While travelers are used to bringing their driver’s license with them to the airport, a majority of Americans are not aware that starting a year from now -- on Oct. 1, 2020 -- the only driver’s licenses that will be accepted by airport security must be Real IDs.
On Tuesday, DHS announced that only 27 percent of Americans have been issued a Real ID so far. That backs up the findings of a survey by the U.S. Travel Association, which discovered that 57 percent of Americans do not know about the changing ID requirements. Nearly 40 percent do not have a Real ID or any other forms of identification that will be accepted by the TSA.
Read More: The TSA’s guidelines on Real ID
Travelers will still be able to use passports or military IDs to board flights, but government officials are worried that the change will shock Americans as they attempt to get on a flight next fall. Only 42 percent of Americans have a passport, whereas almost 90 percent have a driver’s license, The Washington Post reported.
Real ID licenses are differentiated by a star in the upper-right corner. The new licenses are mandated by the 2005 Real ID Act, which requires states to issue IDs with features that make it harder for terrorists or criminals to replicate them.
Government agencies are trying to raise awareness of the change, but states like Virginia and Minnesota say that as few as 10 percent of residents have been issued the new IDs, according to the Post. Those statistics have security and travel industry professionals concerned about the number of people who may be turned away from flights because they lack the required identification.
“We are going from a scenario where about 90 percent of the American public has the ability to fly today using any of their identification, but all of a sudden on October 1, 2020, if that doesn’t change, we have 40 percent of the population that may not be able to fly,” Erik Hansen, vice president of government relations at the U.S. Travel Association, told the Post.
Based on the current numbers, the association estimates that more than 70,000 people could be prevented from flying on the first day that the law goes into effect. Up to half a million people could experience problems during the first week, the association found.
While raising awareness is one part of the solution, the Travel Association also wants Congress and the Department of Homeland Security, which oversees the TSA, to change the Real ID process to make it easier for states to comply.

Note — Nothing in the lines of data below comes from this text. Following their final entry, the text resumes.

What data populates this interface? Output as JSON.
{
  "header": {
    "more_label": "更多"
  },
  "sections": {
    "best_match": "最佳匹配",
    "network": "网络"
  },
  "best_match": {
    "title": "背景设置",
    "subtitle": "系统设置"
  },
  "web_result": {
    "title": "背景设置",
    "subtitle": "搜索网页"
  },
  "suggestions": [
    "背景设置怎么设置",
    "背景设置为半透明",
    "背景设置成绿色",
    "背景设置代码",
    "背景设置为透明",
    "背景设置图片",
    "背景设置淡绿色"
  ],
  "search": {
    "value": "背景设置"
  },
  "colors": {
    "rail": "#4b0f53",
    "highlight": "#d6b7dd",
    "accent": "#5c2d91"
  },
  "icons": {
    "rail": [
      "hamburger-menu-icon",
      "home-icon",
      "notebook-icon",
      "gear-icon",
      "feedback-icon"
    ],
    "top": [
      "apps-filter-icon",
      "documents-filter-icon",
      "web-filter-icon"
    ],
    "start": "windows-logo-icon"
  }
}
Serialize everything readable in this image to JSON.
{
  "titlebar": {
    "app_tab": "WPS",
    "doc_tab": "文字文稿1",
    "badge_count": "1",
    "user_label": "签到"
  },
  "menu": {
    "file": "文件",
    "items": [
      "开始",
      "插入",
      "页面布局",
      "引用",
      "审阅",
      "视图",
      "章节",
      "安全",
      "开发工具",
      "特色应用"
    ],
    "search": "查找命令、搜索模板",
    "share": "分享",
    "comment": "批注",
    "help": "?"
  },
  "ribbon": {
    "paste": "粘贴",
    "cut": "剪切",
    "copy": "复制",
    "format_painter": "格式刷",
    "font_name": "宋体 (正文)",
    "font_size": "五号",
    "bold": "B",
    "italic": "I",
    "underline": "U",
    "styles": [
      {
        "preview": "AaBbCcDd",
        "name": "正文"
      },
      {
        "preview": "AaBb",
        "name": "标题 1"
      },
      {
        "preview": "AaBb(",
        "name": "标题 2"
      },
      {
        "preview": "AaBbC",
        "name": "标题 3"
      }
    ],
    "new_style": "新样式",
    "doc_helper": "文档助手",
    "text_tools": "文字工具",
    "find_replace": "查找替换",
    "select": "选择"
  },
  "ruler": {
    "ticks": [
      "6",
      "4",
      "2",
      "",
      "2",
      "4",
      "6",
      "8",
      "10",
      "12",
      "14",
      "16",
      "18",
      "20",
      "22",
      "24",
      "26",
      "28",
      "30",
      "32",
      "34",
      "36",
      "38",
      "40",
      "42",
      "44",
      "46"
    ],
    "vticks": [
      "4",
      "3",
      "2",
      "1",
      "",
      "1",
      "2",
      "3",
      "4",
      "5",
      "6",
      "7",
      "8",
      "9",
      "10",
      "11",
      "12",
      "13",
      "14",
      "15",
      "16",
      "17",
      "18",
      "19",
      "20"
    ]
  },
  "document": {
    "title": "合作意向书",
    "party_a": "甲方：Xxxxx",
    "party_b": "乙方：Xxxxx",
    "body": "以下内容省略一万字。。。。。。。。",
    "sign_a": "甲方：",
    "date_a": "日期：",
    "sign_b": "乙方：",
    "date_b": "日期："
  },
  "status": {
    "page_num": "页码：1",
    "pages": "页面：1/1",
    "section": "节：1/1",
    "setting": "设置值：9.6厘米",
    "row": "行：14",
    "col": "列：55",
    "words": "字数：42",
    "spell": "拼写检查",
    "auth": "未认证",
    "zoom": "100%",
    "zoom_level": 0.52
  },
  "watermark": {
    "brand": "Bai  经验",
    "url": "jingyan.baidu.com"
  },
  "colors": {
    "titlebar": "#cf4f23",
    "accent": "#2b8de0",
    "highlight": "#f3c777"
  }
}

One key step: eliminating the requirement that residents have to apply for the new IDs at motor vehicle administration offices, which has caused long lines across the country and is likely to get worse as the deadline approaches.
In addition, the group wants the TSA to develop alternative screening procedures to allow passengers without a Real ID to get through security after the deadline. Travelers enrolled in TSA PreCheck, which involves an extensive background check process, should be able to get through without a Real ID, the U.S. Travel Association argues.
Only 29 percent of people surveyed by the organization said that the deadline should be enforced without exemptions. The association says that the new technology developed since the law was passed in 2005 should be part of the solution.
“We can improve secure identity without turning away hundreds of thousands or millions of people,” Hansen said.